##### Records shown #####

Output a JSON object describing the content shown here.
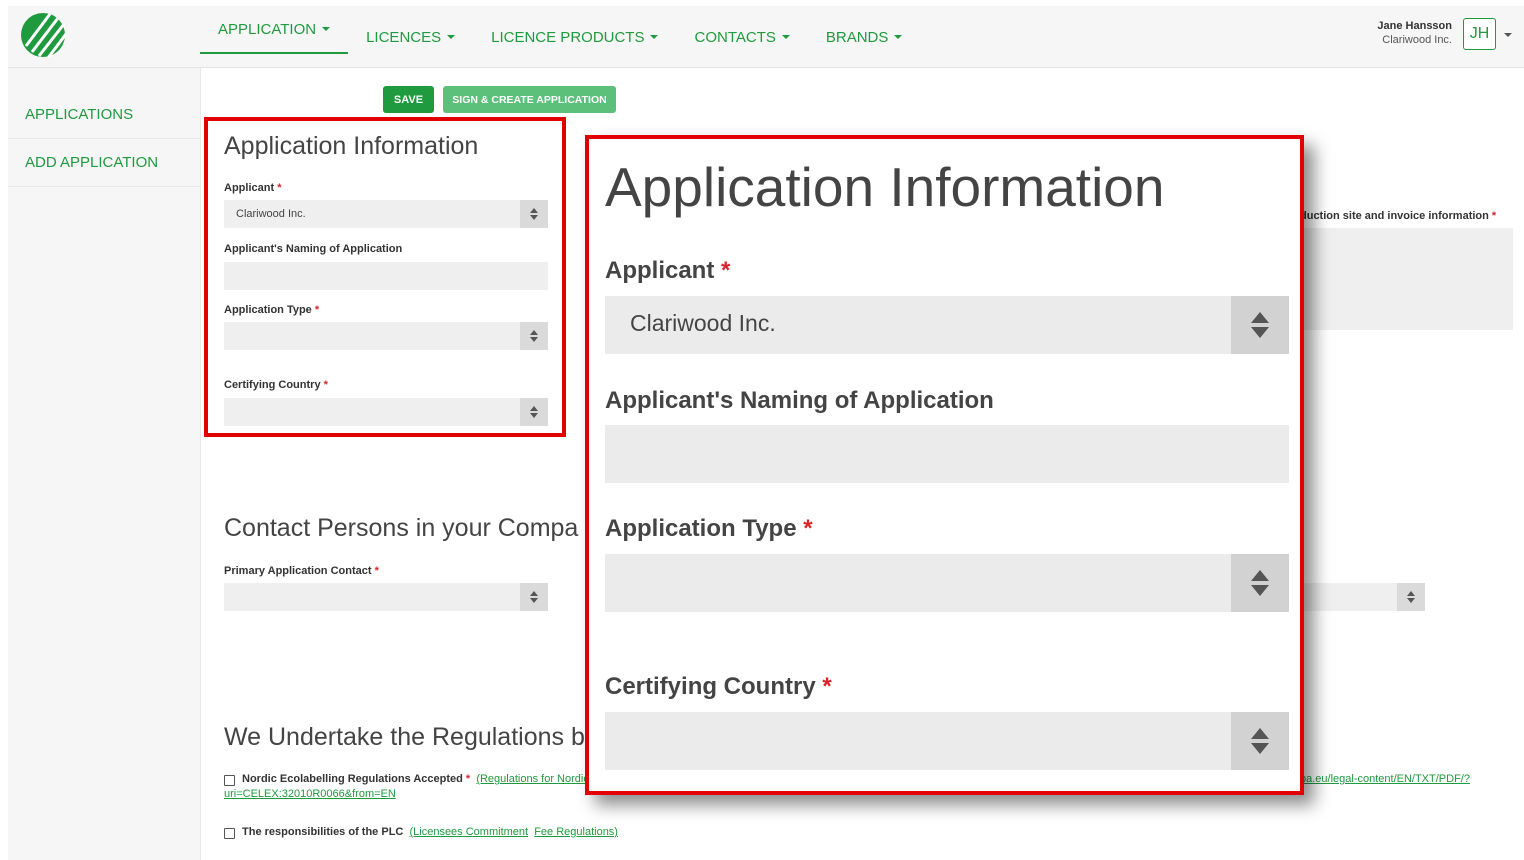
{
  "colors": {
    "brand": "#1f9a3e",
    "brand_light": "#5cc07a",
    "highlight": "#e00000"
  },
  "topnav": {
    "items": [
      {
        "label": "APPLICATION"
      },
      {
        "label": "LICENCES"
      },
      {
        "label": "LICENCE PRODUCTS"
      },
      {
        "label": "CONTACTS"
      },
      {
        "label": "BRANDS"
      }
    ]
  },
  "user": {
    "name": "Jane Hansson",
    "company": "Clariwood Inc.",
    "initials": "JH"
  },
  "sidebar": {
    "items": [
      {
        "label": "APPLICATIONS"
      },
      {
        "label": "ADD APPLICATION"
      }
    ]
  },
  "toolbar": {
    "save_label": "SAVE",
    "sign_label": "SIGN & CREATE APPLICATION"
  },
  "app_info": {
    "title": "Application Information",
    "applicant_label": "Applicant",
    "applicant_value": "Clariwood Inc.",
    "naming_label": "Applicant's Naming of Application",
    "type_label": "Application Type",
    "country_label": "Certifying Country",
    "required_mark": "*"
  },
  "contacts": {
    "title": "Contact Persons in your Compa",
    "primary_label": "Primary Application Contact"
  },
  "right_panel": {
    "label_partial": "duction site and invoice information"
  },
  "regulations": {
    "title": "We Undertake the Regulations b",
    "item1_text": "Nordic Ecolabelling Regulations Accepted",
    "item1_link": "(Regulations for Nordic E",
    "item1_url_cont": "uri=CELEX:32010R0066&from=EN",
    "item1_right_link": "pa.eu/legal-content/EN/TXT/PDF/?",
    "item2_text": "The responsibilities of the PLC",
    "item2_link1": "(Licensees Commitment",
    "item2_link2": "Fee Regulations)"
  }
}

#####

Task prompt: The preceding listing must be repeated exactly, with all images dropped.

Answer for the task:
Output a JSON object describing the content shown here.
{
  "colors": {
    "brand": "#1f9a3e",
    "brand_light": "#5cc07a",
    "highlight": "#e00000"
  },
  "topnav": {
    "items": [
      {
        "label": "APPLICATION"
      },
      {
        "label": "LICENCES"
      },
      {
        "label": "LICENCE PRODUCTS"
      },
      {
        "label": "CONTACTS"
      },
      {
        "label": "BRANDS"
      }
    ]
  },
  "user": {
    "name": "Jane Hansson",
    "company": "Clariwood Inc.",
    "initials": "JH"
  },
  "sidebar": {
    "items": [
      {
        "label": "APPLICATIONS"
      },
      {
        "label": "ADD APPLICATION"
      }
    ]
  },
  "toolbar": {
    "save_label": "SAVE",
    "sign_label": "SIGN & CREATE APPLICATION"
  },
  "app_info": {
    "title": "Application Information",
    "applicant_label": "Applicant",
    "applicant_value": "Clariwood Inc.",
    "naming_label": "Applicant's Naming of Application",
    "type_label": "Application Type",
    "country_label": "Certifying Country",
    "required_mark": "*"
  },
  "contacts": {
    "title": "Contact Persons in your Compa",
    "primary_label": "Primary Application Contact"
  },
  "right_panel": {
    "label_partial": "duction site and invoice information"
  },
  "regulations": {
    "title": "We Undertake the Regulations b",
    "item1_text": "Nordic Ecolabelling Regulations Accepted",
    "item1_link": "(Regulations for Nordic E",
    "item1_url_cont": "uri=CELEX:32010R0066&from=EN",
    "item1_right_link": "pa.eu/legal-content/EN/TXT/PDF/?",
    "item2_text": "The responsibilities of the PLC",
    "item2_link1": "(Licensees Commitment",
    "item2_link2": "Fee Regulations)"
  }
}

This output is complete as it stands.